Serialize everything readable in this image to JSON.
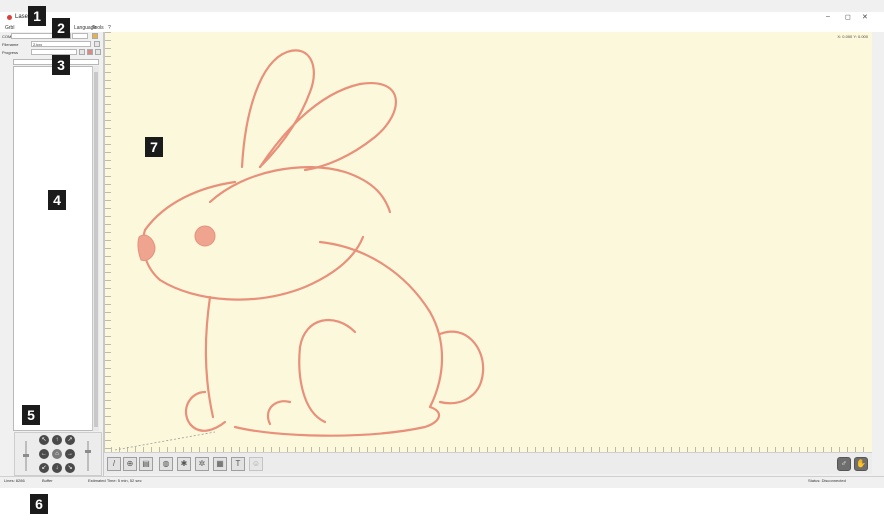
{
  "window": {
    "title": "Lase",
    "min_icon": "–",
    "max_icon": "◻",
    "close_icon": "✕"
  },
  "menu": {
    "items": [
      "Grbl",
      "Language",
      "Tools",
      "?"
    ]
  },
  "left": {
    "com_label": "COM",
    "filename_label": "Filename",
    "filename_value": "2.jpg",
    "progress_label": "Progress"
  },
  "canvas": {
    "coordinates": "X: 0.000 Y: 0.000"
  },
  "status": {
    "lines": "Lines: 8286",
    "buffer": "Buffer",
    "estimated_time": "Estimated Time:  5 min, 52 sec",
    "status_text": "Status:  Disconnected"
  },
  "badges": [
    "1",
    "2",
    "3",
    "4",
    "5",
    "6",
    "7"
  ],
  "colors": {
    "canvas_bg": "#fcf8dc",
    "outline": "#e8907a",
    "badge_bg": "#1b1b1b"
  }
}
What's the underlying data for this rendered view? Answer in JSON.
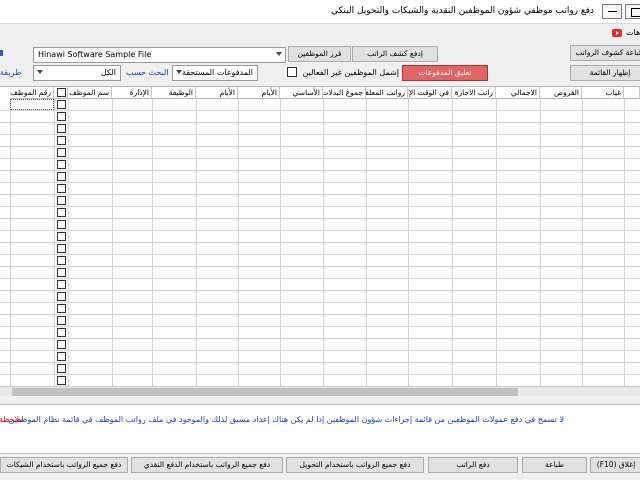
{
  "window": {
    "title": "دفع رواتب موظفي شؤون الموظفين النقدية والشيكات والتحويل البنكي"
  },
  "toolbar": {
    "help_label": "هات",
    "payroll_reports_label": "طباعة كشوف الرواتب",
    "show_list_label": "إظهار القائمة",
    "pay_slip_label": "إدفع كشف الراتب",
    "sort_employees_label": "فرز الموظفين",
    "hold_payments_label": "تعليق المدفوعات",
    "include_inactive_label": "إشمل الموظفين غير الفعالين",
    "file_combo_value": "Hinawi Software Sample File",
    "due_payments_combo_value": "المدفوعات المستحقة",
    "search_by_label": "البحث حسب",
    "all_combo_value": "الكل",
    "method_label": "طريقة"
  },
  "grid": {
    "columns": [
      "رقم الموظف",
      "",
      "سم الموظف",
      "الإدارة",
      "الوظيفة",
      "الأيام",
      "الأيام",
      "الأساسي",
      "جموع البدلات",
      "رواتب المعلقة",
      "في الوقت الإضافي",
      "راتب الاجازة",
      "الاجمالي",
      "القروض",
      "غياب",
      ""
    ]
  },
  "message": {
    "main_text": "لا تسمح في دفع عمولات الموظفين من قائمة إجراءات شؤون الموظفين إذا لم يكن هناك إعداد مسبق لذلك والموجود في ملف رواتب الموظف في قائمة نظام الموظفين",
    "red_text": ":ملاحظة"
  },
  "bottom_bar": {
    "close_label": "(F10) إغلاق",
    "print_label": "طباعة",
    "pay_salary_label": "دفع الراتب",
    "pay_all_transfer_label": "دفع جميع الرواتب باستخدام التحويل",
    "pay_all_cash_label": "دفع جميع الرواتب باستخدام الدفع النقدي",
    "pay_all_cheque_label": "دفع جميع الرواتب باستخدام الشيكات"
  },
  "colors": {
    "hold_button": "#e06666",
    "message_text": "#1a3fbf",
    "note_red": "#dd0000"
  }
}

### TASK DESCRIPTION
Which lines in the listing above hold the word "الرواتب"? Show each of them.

### ANSWER TO THE EXERCISE
    "payroll_reports_label": "طباعة كشوف الرواتب",
    "pay_all_transfer_label": "دفع جميع الرواتب باستخدام التحويل",
    "pay_all_cash_label": "دفع جميع الرواتب باستخدام الدفع النقدي",
    "pay_all_cheque_label": "دفع جميع الرواتب باستخدام الشيكات"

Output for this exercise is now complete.